“27 – With their exceptional individual skill and outstanding team play, this generation of Hungarian footballers were unsurprisingly known as the ‘Golden Team’ or the ‘Mighty Magyars’. Most of the side also played their club football for Honved in Budapest, which meant they could string together passes and find each other effortlessly when representing the national team. The legendary names of Sandor Kocsis, Nandor Hidegkuti and, above all, Ferenc Puskas, have been etched permanently in the history books of Hungarian and world football. …” FIFA (Video)
“The 1994 World Cup in America was the first for Luke Constable of the brilliantly named RGSOAS (Ruud Gullit Sitting on a Shed). His native England hadn’t qualified but thanks to his Irish grandfather, Luke was rooting for the Republic. Having missed the full game with Italy, the myth around the match had grown. Houghton’s goal and McGrath’s performance became legendary as the years went on. Luke has never seen the game in its entirety…until now. …” Pog Mo Goal
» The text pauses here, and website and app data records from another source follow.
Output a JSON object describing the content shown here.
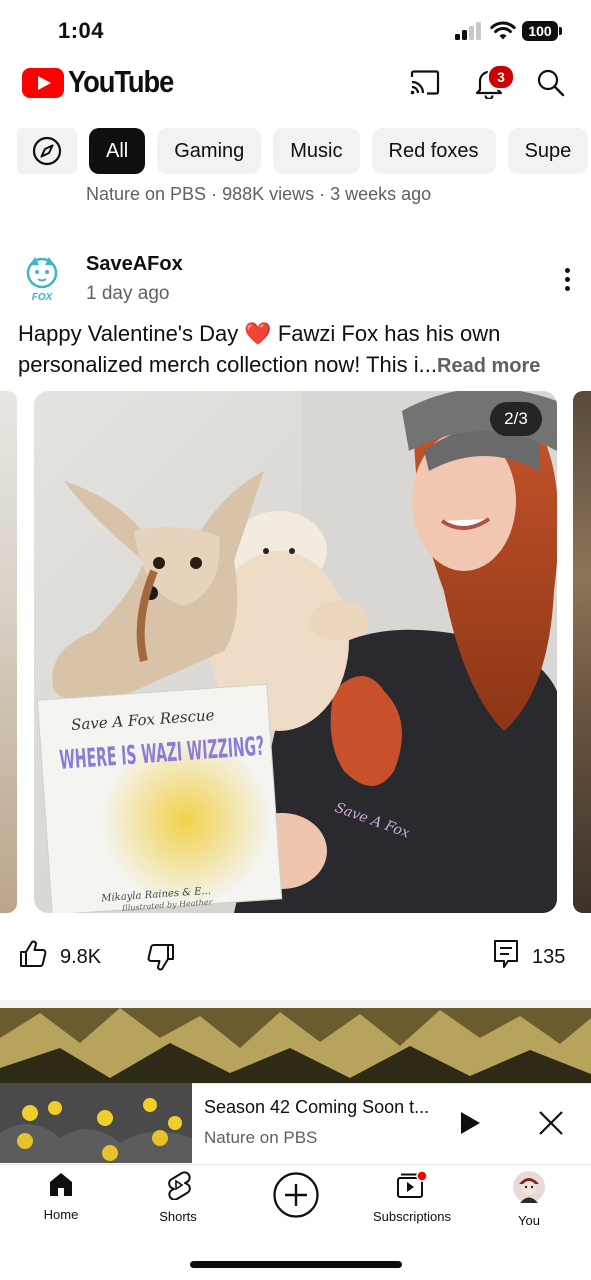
{
  "status_bar": {
    "time": "1:04",
    "battery": "100"
  },
  "header": {
    "logo_text": "YouTube",
    "notification_count": "3",
    "brand_color": "#ff0000"
  },
  "chips": [
    "All",
    "Gaming",
    "Music",
    "Red foxes",
    "Supe"
  ],
  "previous_video": {
    "meta": "Nature on PBS · 988K views · 3 weeks ago"
  },
  "post": {
    "channel": "SaveAFox",
    "age": "1 day ago",
    "text": "Happy Valentine's Day ❤️ Fawzi Fox has his own personalized merch collection now! This i...",
    "read_more": "Read more",
    "image_counter": "2/3",
    "book_title_top": "Save A Fox Rescue",
    "book_title_main": "WHERE IS WAZI WIZZING?",
    "book_author": "Mikayla Raines & E...",
    "book_illustrator": "Illustrated by Heather",
    "shirt_text": "Save A Fox",
    "likes": "9.8K",
    "comments": "135"
  },
  "mini_player": {
    "title": "Season 42 Coming Soon t...",
    "channel": "Nature on PBS"
  },
  "nav": {
    "home": "Home",
    "shorts": "Shorts",
    "subscriptions": "Subscriptions",
    "you": "You"
  }
}
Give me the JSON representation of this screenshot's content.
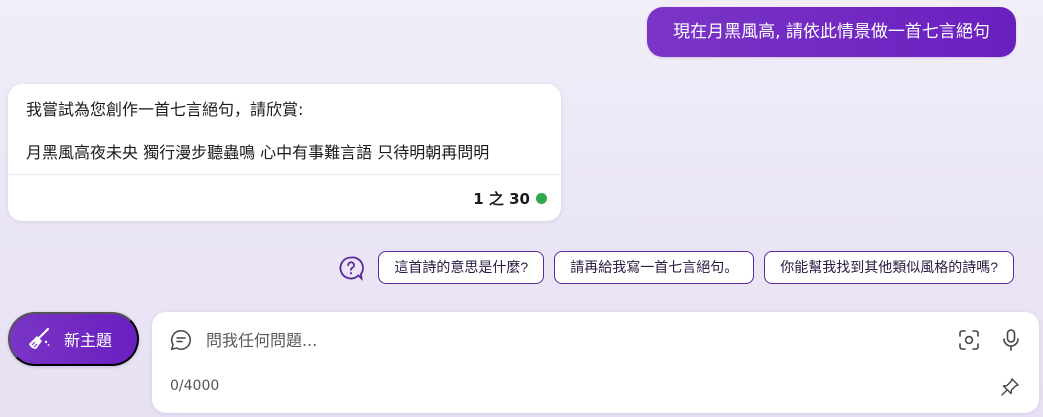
{
  "user_message": {
    "text": "現在月黑風高, 請依此情景做一首七言絕句"
  },
  "bot_message": {
    "intro": "我嘗試為您創作一首七言絕句，請欣賞:",
    "poem": "月黑風高夜未央 獨行漫步聽蟲鳴 心中有事難言語 只待明朝再問明",
    "counter": "1 之 30",
    "status_color": "#2ea84a"
  },
  "suggestions": {
    "icon": "question-circle-icon",
    "items": [
      "這首詩的意思是什麼?",
      "請再給我寫一首七言絕句。",
      "你能幫我找到其他類似風格的詩嗎?"
    ]
  },
  "new_topic": {
    "label": "新主題",
    "icon": "broom-icon"
  },
  "composer": {
    "placeholder": "問我任何問題...",
    "value": "",
    "char_count": "0/4000",
    "icons": [
      "chat-icon",
      "camera-scan-icon",
      "microphone-icon",
      "pin-icon"
    ]
  },
  "colors": {
    "accent": "#6a1fbf",
    "background": "#ece7f6"
  }
}
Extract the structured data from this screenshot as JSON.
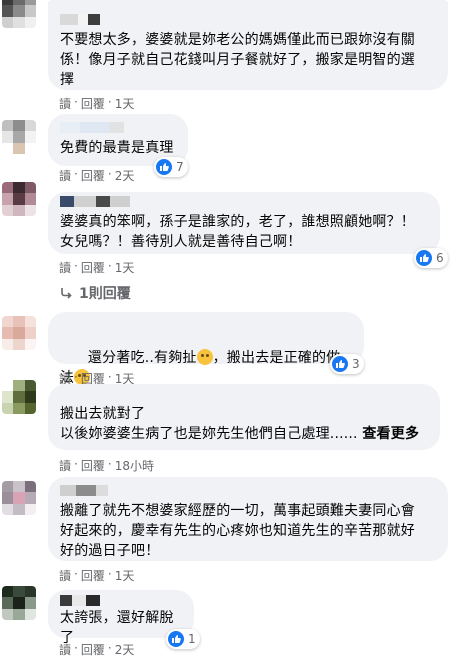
{
  "comments": [
    {
      "text": "不要想太多，婆婆就是妳老公的媽媽僅此而已跟妳沒有關\n係！像月子就自己花錢叫月子餐就好了，搬家是明智的選\n擇",
      "meta": {
        "read": "讀",
        "reply": "回覆",
        "time": "1天"
      }
    },
    {
      "text": "免費的最貴是真理",
      "reactions": "7",
      "meta": {
        "read": "讀",
        "reply": "回覆",
        "time": "2天"
      }
    },
    {
      "text": "婆婆真的笨啊，孫子是誰家的，老了，誰想照顧她啊？！\n女兒嗎？！善待別人就是善待自己啊！",
      "reactions": "6",
      "meta": {
        "read": "讀",
        "reply": "回覆",
        "time": "1天"
      },
      "replies_link": "1則回覆"
    },
    {
      "text_parts": [
        "還分著吃..有夠扯",
        "，搬出去是正確的做法"
      ],
      "reactions": "3",
      "meta": {
        "read": "讀",
        "reply": "回覆",
        "time": "1天"
      }
    },
    {
      "text": "搬出去就對了\n以後妳婆婆生病了也是妳先生他們自己處理......",
      "see_more": "查看更多",
      "meta": {
        "read": "讀",
        "reply": "回覆",
        "time": "18小時"
      }
    },
    {
      "text": "搬離了就先不想婆家經歷的一切，萬事起頭難夫妻同心會\n好起來的，慶幸有先生的心疼妳也知道先生的辛苦那就好\n好的過日子吧！",
      "meta": {
        "read": "讀",
        "reply": "回覆",
        "time": "1天"
      }
    },
    {
      "text": "太誇張，還好解脫了",
      "reactions": "1",
      "meta": {
        "read": "讀",
        "reply": "回覆",
        "time": "2天"
      }
    }
  ],
  "colors": {
    "bubble": "#f0f2f5",
    "meta": "#65676b",
    "like": "#1877f2",
    "emoji": "#f7c33c"
  },
  "icons": [
    "like-icon",
    "reply-arrow-icon",
    "emoji-icon"
  ]
}
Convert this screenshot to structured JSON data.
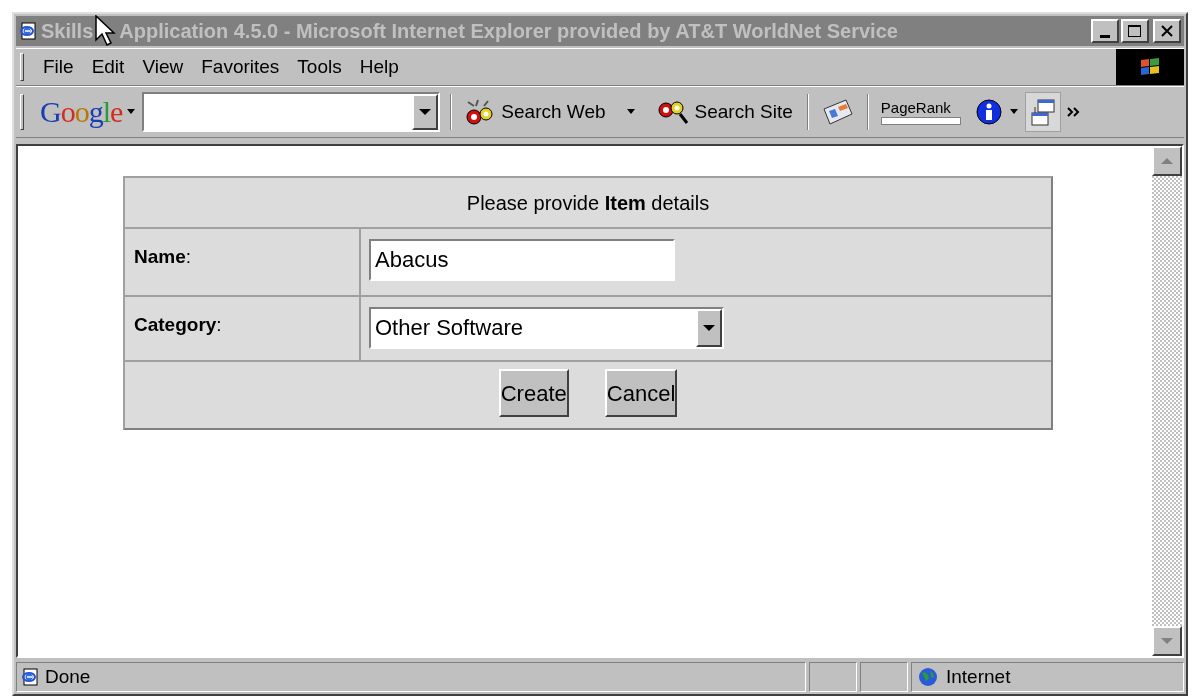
{
  "window": {
    "title": "Skills Application 4.5.0 - Microsoft Internet Explorer provided by AT&T WorldNet Service"
  },
  "menu": [
    "File",
    "Edit",
    "View",
    "Favorites",
    "Tools",
    "Help"
  ],
  "google_toolbar": {
    "logo": "Google",
    "buttons": [
      {
        "label": "Search Web",
        "kind": "web"
      },
      {
        "label": "Search Site",
        "kind": "site"
      }
    ],
    "pagerank_label": "PageRank"
  },
  "form": {
    "heading": "Please provide **Item** details",
    "fields": [
      {
        "label": "**Name**:",
        "kind": "text",
        "value": "Abacus"
      },
      {
        "label": "**Category**:",
        "kind": "select",
        "value": "Other Software"
      }
    ],
    "buttons": [
      "Create",
      "Cancel"
    ]
  },
  "status_bar": {
    "text": "Done",
    "zone": "Internet"
  }
}
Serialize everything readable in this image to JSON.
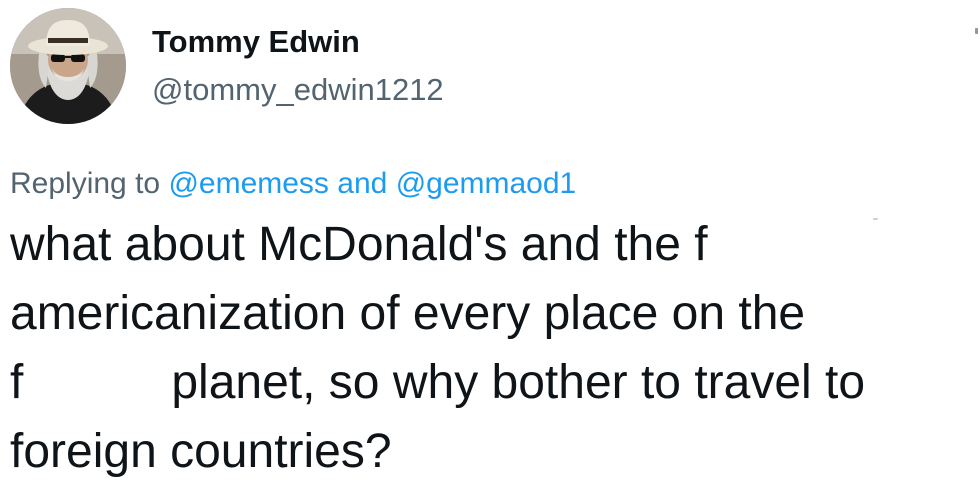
{
  "author": {
    "display_name": "Tommy Edwin",
    "handle": "@tommy_edwin1212",
    "avatar_icon": "user-avatar-cowboy-hat"
  },
  "reply": {
    "prefix": "Replying to",
    "mention_1": "@ememess",
    "joiner": "and",
    "mention_2": "@gemmaod1"
  },
  "tweet": {
    "line_1": "what about McDonald's and the f",
    "line_2": "americanization of every place on the",
    "line_3_start": "f",
    "line_3_end": "planet, so why bother to travel to",
    "line_4": "foreign countries?"
  },
  "colors": {
    "text": "#0f1419",
    "secondary": "#536471",
    "mention": "#1d9bf0"
  }
}
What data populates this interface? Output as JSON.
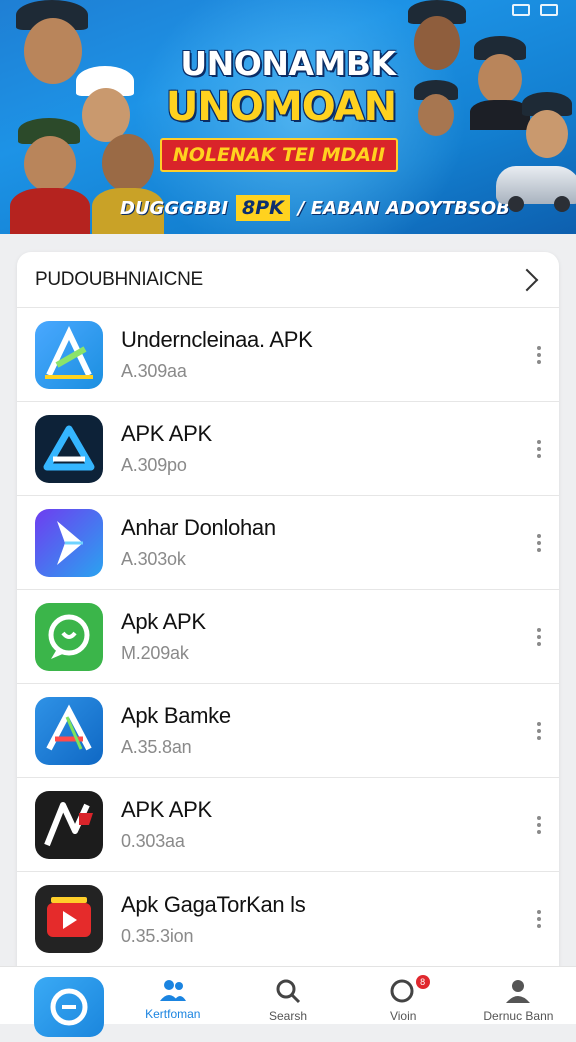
{
  "banner": {
    "title_line1": "UNONAMBK",
    "title_line2": "UNOMOAN",
    "red_ribbon": "NOLENAK TEI MDAII",
    "strip_left": "DUGGGBBI",
    "strip_highlight": "8PK",
    "strip_right": "/ EABAN ADOYTBSOB"
  },
  "section": {
    "title": "PUDOUBHNIAICNE"
  },
  "apps": [
    {
      "name": "Underncleinaa. APK",
      "sub": "A.309aa",
      "icon": "play-store-icon"
    },
    {
      "name": "APK APK",
      "sub": "A.309po",
      "icon": "app-store-a-icon"
    },
    {
      "name": "Anhar Donlohan",
      "sub": "A.303ok",
      "icon": "paper-plane-icon"
    },
    {
      "name": "Apk APK",
      "sub": "M.209ak",
      "icon": "chat-bubble-icon"
    },
    {
      "name": "Apk Bamke",
      "sub": "A.35.8an",
      "icon": "store-a-icon"
    },
    {
      "name": "APK APK",
      "sub": "0.303aa",
      "icon": "warrior-logo-icon"
    },
    {
      "name": "Apk GagaTorKan ls",
      "sub": "0.35.3ion",
      "icon": "video-play-icon"
    }
  ],
  "nav": {
    "items": [
      {
        "label": "",
        "icon": "home-tile-icon"
      },
      {
        "label": "Kertfoman",
        "icon": "users-icon"
      },
      {
        "label": "Searsh",
        "icon": "search-icon"
      },
      {
        "label": "Vioin",
        "icon": "notification-icon"
      },
      {
        "label": "Dernuc Bann",
        "icon": "profile-icon"
      }
    ],
    "accent": "#1b84e0",
    "badge_count": "8"
  }
}
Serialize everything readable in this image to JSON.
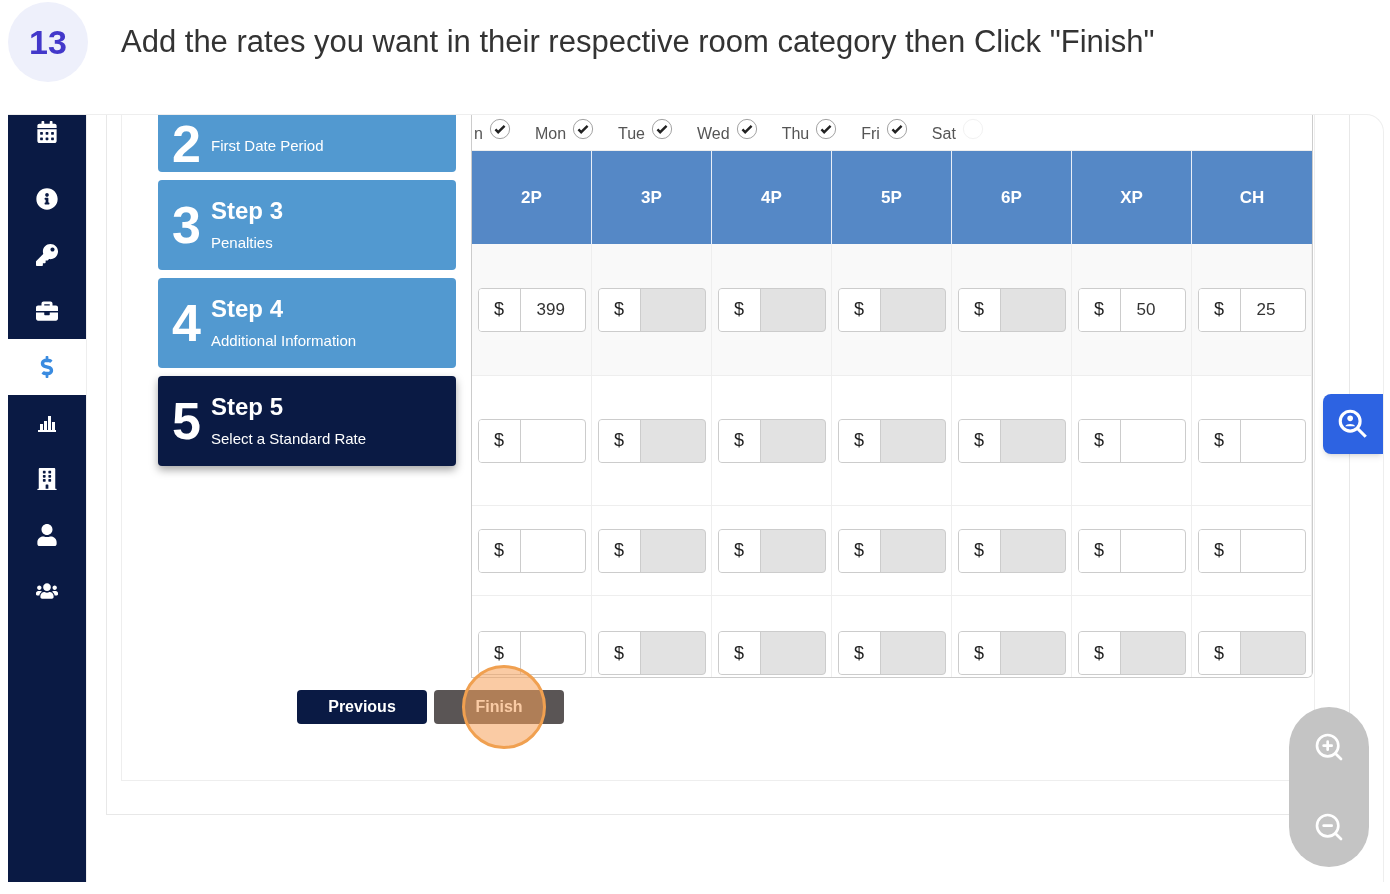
{
  "step_badge": "13",
  "instruction": "Add the rates you want in their respective room category then Click \"Finish\"",
  "sidebar": {
    "items": [
      {
        "selected": false
      },
      {
        "selected": false
      },
      {
        "selected": false
      },
      {
        "selected": false
      },
      {
        "selected": true
      },
      {
        "selected": false
      },
      {
        "selected": false
      },
      {
        "selected": false
      },
      {
        "selected": false
      }
    ]
  },
  "steps": [
    {
      "number": "2",
      "subtitle": "First Date Period",
      "selected": false
    },
    {
      "number": "3",
      "title": "Step 3",
      "subtitle": "Penalties",
      "selected": false
    },
    {
      "number": "4",
      "title": "Step 4",
      "subtitle": "Additional Information",
      "selected": false
    },
    {
      "number": "5",
      "title": "Step 5",
      "subtitle": "Select a Standard Rate",
      "selected": true
    }
  ],
  "days": [
    {
      "label": "n",
      "checked": true
    },
    {
      "label": "Mon",
      "checked": true
    },
    {
      "label": "Tue",
      "checked": true
    },
    {
      "label": "Wed",
      "checked": true
    },
    {
      "label": "Thu",
      "checked": true
    },
    {
      "label": "Fri",
      "checked": true
    },
    {
      "label": "Sat",
      "checked": false
    }
  ],
  "table": {
    "columns": [
      "2P",
      "3P",
      "4P",
      "5P",
      "6P",
      "XP",
      "CH"
    ],
    "rows": [
      {
        "cells": [
          {
            "prefix": "$",
            "value": "399",
            "disabled": false
          },
          {
            "prefix": "$",
            "disabled": true
          },
          {
            "prefix": "$",
            "disabled": true
          },
          {
            "prefix": "$",
            "disabled": true
          },
          {
            "prefix": "$",
            "disabled": true
          },
          {
            "prefix": "$",
            "value": "50",
            "disabled": false
          },
          {
            "prefix": "$",
            "value": "25",
            "disabled": false
          }
        ]
      },
      {
        "cells": [
          {
            "prefix": "$",
            "disabled": false
          },
          {
            "prefix": "$",
            "disabled": true
          },
          {
            "prefix": "$",
            "disabled": true
          },
          {
            "prefix": "$",
            "disabled": true
          },
          {
            "prefix": "$",
            "disabled": true
          },
          {
            "prefix": "$",
            "disabled": false
          },
          {
            "prefix": "$",
            "disabled": false
          }
        ]
      },
      {
        "cells": [
          {
            "prefix": "$",
            "disabled": false
          },
          {
            "prefix": "$",
            "disabled": true
          },
          {
            "prefix": "$",
            "disabled": true
          },
          {
            "prefix": "$",
            "disabled": true
          },
          {
            "prefix": "$",
            "disabled": true
          },
          {
            "prefix": "$",
            "disabled": false
          },
          {
            "prefix": "$",
            "disabled": false
          }
        ]
      },
      {
        "cells": [
          {
            "prefix": "$",
            "disabled": false
          },
          {
            "prefix": "$",
            "disabled": true
          },
          {
            "prefix": "$",
            "disabled": true
          },
          {
            "prefix": "$",
            "disabled": true
          },
          {
            "prefix": "$",
            "disabled": true
          },
          {
            "prefix": "$",
            "disabled": true
          },
          {
            "prefix": "$",
            "disabled": true
          }
        ]
      }
    ]
  },
  "buttons": [
    {
      "label": "Previous",
      "kind": "primary"
    },
    {
      "label": "Finish",
      "kind": "secondary"
    }
  ]
}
“The deadline the FIGC gave for the announcement of the new Italy manager is fast approaching. Billy Costacurta, one of commissioner Roberto Fabbricini’s deputies, promised Giampiero Ventura’s permanent successor would be in place by May 20. His former teammate and manager, Carlo Ancelotti, has always been the frontrunner. The last elected FIGC president, Carlo Tavecchio wanted him in situ immediately after Sweden qualified for this summer’s World Cup at Italy’s expense. …” Investobet
“Luis Monti was known as ‘Doble Ancho’ (Double Wide) because of his impressive physique. He wasn’t particularly tall, measuring just 1.70m, but he had an imposing presence. He was a tough midfielder, although he always played with a sense of fair play. Monti began his career with Club Huracán, but he soon ended up at San Lorenzo de Almagro, with his brother Enrique. After his arrival in 1922, he soon established himself as a dominant midfielder in the Buenos Aires’ club’s Gasómetro stadium, winning three league titles in 1923, 1924 and 1927. Through his hard work, he was called up to the Argentinian national team in 1924, where he played a crucial role in reaching the Final of the World Cup in Uruguay in 1930. …” FIFA
English referee Ken Aston sends off Italian player Mario David, while an injured Chilean player lies on the ground, during the 1962 World Cup meeting.
“It took two days for highlights of the match that was christened, even during the commentary, the Battle of Santiago, to be flown from South America and broadcast in Britain. Two days in which the game became, in its own brutal way, legendary, spoken of in ways which must have sent anyone with a combined interest in football and mild gore into a frenzy of excitement. …” Guardian (Video)
“Of the great World Cup upsets – the USA’s victory over England in 1950, North Korea’s over Italy in 1966 and Algeria’s over West Germany in 1982 probably push it close – this one stands alone in myth and memory. It was not a perfect match but it was an irresistible narrative, as the World Cup champions, led by the great Diego Maradona, were vanquished by an unheralded team largely assembled of journeymen players from the French lower divisions – though for some of them even that was either an impossible dream or a distant memory. …” Guardian (Video)
“Barry Davies said it best. Four minutes after Diego Maradona had broken the deadlock by punching the ball into England’s net in the quarter-finals of the 1986 World Cup, the Argentinian genius collected possession in his own half, dribbled past five opponents (including goalkeeper Peter Shilton) and gave his country a 2-0 lead which would prove unassailable. …” The Set Pieces (Video)